Also known as a forest garden, the diverse planting of edible plants is designed to mimic the ecosystems found in nature but using productive species to produce food for us.
As can be seen in the featured image and the video here, each of the different layers of the food forest can not only produce food for our consumption, but also provide food and habitat for wildlife.
No chemical pesticides or fertilisers are required in a food forest because the entire ecosystem supports itself; regenerating to keep growing, producing food, and giving a habitat for predators that feed on the insect “pests”.
Grow Your Own Food
Just like a forest, having a diversity of plants, animals, and fungi in perfect balance is a a naturally-managed ecosystem to produce food sustainably, with minimum input for maximum output.
Once a forest garden becomes established it is self-regulating and doesn’t need to be replanted year after year.
It is more resilient than growing annuals, which makes it an easy-to-maintain food resource for people, as well as a beautiful, wildlife-rich, and abundant garden for growing your own food.
The Rise of Community Garden Food Forests
The rise of community food forests correlates with larger changes in social consciousness and greater appreciation of the importance of local food production and access.
Green space that provides healthy and fresh food to people and important environmental and wellbeing services to communities are some of the most compelling benefits of food forests.
Planting Up MK public spaces & gardens
Reclaiming sovereignty over food production using environmentally sound systems (like permaculture techniques) is central to our community food forest projects.

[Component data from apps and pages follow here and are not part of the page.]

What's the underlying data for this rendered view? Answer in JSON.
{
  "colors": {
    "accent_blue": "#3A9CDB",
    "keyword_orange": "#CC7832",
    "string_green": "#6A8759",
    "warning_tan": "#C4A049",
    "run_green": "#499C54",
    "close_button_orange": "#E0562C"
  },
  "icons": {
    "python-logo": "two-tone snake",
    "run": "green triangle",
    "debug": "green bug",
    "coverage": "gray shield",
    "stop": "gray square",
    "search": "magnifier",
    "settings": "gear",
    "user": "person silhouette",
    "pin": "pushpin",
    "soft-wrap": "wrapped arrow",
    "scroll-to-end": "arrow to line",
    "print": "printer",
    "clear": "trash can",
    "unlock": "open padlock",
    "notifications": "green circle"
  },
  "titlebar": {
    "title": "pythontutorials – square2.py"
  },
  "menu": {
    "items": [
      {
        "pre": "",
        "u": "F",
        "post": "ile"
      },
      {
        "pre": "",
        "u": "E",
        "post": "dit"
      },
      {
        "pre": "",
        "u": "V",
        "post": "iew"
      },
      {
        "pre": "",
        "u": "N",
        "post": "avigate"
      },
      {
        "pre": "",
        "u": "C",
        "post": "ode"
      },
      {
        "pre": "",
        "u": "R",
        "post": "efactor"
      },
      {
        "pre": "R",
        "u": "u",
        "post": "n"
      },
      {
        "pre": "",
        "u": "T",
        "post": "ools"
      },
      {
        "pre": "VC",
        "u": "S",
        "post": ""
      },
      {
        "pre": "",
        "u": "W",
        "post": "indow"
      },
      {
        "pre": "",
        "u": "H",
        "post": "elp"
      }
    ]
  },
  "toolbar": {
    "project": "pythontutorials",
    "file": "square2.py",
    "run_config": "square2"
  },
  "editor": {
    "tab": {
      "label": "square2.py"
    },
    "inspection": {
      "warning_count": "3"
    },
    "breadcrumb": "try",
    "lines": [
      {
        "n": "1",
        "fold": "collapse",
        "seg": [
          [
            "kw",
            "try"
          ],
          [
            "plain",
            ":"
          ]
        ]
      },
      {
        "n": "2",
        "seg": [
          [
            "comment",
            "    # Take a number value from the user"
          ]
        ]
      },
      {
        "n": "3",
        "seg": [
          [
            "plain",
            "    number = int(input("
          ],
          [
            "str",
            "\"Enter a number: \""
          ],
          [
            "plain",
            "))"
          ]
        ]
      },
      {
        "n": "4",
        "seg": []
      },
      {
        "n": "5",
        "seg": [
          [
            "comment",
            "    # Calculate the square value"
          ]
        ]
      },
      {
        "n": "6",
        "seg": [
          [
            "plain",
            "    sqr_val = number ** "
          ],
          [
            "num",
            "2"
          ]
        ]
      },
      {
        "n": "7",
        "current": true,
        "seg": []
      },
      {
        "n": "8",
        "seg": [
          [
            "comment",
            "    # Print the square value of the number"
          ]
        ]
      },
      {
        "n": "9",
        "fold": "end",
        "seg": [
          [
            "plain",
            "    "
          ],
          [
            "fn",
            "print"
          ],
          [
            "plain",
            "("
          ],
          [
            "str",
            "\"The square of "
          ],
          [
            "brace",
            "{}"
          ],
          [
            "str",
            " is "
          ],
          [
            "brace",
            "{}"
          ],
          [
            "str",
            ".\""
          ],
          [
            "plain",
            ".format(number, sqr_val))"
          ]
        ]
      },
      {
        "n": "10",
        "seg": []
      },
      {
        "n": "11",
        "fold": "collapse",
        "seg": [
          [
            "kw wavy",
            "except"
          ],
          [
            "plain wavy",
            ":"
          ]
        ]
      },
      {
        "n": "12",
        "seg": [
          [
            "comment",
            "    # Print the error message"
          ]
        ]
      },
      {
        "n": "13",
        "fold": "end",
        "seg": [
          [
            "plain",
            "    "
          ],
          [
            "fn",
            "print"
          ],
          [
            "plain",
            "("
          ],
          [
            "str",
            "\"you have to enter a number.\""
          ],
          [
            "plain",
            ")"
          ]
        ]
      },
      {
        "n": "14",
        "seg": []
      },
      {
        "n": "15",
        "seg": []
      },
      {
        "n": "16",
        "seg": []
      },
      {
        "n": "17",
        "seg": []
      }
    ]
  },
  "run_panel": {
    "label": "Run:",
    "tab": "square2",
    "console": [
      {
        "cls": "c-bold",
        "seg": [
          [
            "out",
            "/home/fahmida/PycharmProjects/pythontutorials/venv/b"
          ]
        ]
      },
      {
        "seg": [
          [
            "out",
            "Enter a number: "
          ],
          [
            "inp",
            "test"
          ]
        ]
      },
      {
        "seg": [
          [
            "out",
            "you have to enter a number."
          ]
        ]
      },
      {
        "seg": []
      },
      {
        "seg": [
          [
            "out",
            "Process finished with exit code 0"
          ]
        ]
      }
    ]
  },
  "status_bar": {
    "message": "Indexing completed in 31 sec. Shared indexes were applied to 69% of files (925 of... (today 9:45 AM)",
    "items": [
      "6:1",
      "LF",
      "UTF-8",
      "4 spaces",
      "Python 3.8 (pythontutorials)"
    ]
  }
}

It’s important to us that community gardens are designed with perennial and annual plants that produce food and herbal medicine, enhance nutrition, promote food literacy, and provide a useful and safe place to gather, co-create, and work together, whilst also getting people actively engaged in building the places they want to live in and to voice their opinion through community action.
Join Our September Events to Learn More
We will be in the food forest community garden at Westbury Arts Centre on 11 & 12 September as part of the Milton Keynes Heritage Open Days programme. Drop by to join in our activities and talk to use about growing our own food and what we can all do to support the new National Food Strategy recommendations for creating a fairer and more sustainable food system in the UK.
We are also excited to have permaculture designer and Forest Garden specialist, Rakesh “Rootsman Raks”, joining us as a guest speaker for an in-person event at Westbury Arts Centre on Thursday 23 September. His event will complement the Forest Garden Design course he is running locally that weekend, where he will be visiting us to talk about how anyone can create a low maintenance food forest in any size garden.